So far, the city has collected less than $7.5 million of the expected $12 million from the $35-per-person tax. City officials are planning on sending residents who did not file by June 10—a deadline already extended twice—a notice in September that their late payment includes a $15 late penalty. But the city is also allowing a waiver on that late fee if they pay within 30 days.

The Portland City Council is also revising their projections on how much the arts tax will bring in to $9.9 and $10.8 million.

Now, in response to the tax's multitude of problems, the Portland Bureau of Revenue is looking at six possible changes to the arts tax, which it is presenting to the City Council today.

The options include:

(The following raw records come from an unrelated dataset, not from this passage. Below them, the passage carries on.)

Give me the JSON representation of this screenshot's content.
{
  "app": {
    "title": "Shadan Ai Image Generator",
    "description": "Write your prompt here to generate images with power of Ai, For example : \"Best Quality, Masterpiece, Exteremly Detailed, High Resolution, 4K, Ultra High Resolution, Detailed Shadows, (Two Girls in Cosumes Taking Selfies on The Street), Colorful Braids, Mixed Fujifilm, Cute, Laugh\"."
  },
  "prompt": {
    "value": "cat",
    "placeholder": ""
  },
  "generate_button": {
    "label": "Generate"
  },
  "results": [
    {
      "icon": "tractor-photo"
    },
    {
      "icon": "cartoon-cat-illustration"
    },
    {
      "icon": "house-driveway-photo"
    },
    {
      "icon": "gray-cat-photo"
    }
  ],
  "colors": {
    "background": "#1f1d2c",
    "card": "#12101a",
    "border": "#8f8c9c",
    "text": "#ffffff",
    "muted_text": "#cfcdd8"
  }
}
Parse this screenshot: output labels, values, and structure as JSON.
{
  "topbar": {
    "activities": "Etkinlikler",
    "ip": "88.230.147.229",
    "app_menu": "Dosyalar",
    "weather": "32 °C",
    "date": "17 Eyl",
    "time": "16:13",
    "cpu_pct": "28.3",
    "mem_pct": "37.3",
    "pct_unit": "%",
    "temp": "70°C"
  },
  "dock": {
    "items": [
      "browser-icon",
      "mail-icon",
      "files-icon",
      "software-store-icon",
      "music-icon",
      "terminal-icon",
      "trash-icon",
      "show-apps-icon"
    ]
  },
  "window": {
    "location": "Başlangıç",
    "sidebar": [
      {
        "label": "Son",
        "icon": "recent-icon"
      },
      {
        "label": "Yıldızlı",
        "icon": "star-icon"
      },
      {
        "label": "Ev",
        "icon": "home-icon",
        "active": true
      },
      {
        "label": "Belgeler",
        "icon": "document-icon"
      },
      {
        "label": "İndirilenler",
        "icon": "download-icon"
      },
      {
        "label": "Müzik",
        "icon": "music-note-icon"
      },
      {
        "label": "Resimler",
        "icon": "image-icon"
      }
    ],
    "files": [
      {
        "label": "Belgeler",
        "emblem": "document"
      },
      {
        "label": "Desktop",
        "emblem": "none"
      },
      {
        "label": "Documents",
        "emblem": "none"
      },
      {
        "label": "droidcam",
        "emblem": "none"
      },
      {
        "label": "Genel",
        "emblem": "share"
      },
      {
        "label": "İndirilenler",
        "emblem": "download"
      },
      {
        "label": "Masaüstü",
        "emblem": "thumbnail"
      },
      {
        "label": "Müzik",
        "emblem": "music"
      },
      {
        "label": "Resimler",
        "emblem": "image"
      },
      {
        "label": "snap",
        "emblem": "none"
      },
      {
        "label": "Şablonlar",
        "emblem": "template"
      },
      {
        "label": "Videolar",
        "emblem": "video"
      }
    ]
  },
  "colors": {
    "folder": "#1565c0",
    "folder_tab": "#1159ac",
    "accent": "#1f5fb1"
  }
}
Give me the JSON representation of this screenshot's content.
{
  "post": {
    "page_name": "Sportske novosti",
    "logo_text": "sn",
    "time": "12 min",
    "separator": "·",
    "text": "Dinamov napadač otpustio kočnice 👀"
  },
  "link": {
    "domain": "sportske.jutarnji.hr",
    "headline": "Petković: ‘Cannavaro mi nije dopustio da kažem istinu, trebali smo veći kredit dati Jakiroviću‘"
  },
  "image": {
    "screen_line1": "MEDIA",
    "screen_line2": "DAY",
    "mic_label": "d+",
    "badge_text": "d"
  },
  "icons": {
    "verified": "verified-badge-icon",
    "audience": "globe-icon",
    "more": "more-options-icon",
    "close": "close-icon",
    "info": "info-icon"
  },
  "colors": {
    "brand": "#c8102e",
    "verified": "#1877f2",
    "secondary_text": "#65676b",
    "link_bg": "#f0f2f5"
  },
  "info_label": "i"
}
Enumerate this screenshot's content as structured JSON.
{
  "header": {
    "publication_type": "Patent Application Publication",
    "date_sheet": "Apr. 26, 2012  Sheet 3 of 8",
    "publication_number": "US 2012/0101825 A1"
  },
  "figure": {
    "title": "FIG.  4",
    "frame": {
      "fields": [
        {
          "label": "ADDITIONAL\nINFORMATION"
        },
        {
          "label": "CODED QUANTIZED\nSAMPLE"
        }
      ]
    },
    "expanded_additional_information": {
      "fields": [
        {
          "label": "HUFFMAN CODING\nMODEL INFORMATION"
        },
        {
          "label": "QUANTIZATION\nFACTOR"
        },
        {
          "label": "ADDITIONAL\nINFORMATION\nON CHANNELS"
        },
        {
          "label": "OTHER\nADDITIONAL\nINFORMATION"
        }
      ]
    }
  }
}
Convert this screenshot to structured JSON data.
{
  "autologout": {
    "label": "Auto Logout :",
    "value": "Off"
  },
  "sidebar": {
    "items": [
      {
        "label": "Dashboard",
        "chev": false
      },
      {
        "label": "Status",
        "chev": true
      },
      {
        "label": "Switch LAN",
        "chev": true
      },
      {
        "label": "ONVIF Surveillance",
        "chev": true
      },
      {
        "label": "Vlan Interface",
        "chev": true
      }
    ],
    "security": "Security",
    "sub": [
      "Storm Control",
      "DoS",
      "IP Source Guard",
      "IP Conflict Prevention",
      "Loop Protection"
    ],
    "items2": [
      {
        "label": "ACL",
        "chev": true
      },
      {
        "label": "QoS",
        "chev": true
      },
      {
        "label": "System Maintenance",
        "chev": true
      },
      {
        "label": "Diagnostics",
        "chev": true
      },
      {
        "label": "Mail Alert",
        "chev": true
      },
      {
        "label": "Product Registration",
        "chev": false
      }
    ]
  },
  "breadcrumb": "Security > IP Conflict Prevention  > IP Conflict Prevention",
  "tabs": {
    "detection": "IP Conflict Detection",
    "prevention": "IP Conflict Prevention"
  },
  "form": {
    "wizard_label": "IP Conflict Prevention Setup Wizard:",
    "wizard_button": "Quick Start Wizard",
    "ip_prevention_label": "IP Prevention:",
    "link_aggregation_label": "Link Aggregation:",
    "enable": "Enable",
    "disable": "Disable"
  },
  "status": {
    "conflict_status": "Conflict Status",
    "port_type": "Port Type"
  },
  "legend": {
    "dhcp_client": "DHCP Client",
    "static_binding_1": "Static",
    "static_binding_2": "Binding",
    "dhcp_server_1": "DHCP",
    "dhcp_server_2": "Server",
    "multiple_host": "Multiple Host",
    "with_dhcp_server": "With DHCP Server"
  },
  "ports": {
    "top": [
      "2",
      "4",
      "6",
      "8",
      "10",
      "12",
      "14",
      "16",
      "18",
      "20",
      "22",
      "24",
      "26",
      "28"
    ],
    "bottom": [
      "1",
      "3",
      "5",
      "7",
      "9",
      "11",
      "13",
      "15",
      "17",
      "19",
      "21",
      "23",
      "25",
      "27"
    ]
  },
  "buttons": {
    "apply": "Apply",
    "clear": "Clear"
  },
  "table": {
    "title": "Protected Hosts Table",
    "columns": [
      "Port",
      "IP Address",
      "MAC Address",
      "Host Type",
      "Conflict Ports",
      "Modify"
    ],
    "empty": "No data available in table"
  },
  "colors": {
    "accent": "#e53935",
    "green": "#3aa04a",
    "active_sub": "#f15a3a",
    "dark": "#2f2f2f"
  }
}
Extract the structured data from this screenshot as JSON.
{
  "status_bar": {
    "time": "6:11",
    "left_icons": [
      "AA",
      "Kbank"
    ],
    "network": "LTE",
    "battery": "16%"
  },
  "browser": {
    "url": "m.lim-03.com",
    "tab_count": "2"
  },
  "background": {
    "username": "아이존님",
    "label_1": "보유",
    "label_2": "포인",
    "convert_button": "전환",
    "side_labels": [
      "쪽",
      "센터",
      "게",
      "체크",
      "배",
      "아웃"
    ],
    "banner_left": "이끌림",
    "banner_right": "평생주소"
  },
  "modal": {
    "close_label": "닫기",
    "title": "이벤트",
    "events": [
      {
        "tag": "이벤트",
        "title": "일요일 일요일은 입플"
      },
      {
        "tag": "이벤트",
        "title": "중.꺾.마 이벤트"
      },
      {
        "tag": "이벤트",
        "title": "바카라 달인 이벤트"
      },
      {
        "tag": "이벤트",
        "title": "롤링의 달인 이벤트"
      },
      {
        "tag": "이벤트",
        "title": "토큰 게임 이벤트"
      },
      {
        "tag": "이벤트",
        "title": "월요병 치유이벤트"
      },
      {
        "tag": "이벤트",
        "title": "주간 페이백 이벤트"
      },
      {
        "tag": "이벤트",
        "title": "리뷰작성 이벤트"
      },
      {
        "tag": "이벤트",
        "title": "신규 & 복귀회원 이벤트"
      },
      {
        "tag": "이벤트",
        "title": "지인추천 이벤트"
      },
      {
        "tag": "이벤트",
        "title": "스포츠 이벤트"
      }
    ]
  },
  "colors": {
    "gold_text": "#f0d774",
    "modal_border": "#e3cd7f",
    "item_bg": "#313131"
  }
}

  • Leaving the $35 tax as is.
  • Raise the tax to $50, but exempt those with an annual income below $1,000 or 200 percent of the federal poverty level, such as individuals making under $22,340 a year or a household of five making less than $54,020.
  • Same as above, but increase the tax to $65 for those making above $75,000 a year.
  • Create three tax levels: $35, $75, and $100 depending on a person’s income. Individuals making under $17,500 are exempt. Those making between $17,501 and $25,000 pay $35, those making between $25,001 and $35,000 pay $75, and those making above $35,000 pay $100.
  • The last two choices get mathy: the city would multiply resident’s taxable income by .15 percent to create a payment, with a $20 minimum and $250 maximum. Another option would be to multiply income by .19 percent, with the same minimum and maximum tax.

Update 3:15 pm: The Portland Mercury is reporting that law professor Jack Bogdanski has filed an appeal of his suit in Oregon Tax Court. The court threw out Bogdanski's original suit on June 4, saying it doesn't have jurisdiction over city taxes.

Charlie Hales